◆ **DIRECTIONS FOR THIS TASK**: Please give the number of lines that hold the string "warning" in the listing, without any other words.

◆ **DATA PROVIDED**:
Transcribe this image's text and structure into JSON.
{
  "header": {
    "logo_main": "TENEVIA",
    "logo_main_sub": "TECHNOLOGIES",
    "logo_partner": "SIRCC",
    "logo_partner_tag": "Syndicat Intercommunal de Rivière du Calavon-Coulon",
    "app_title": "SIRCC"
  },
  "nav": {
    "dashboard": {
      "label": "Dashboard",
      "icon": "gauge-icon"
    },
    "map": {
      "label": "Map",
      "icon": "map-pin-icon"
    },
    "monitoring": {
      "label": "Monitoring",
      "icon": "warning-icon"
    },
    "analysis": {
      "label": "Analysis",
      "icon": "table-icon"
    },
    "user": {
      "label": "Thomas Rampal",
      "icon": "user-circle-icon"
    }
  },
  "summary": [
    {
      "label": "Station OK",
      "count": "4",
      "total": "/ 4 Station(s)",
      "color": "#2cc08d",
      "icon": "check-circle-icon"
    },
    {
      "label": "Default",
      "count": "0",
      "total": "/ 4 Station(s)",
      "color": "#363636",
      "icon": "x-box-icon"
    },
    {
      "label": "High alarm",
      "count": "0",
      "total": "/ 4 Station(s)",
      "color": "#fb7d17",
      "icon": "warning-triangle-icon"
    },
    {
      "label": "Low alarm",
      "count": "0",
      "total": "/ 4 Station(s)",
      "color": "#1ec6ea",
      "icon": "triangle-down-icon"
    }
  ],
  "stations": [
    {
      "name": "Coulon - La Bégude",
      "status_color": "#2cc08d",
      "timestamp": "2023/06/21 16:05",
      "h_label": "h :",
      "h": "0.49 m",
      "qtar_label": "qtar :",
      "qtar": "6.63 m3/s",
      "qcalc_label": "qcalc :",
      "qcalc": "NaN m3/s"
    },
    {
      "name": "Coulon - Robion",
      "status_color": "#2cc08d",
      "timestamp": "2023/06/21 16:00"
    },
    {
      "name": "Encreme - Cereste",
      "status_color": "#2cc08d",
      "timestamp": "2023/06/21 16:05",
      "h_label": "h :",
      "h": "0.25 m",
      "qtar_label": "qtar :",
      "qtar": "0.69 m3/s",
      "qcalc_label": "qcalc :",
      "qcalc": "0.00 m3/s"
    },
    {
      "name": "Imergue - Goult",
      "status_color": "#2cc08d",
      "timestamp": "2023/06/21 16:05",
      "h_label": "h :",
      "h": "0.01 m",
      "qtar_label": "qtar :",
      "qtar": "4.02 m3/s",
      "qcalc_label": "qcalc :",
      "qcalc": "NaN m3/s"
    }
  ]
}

◆ **RESULT BELOW**: 2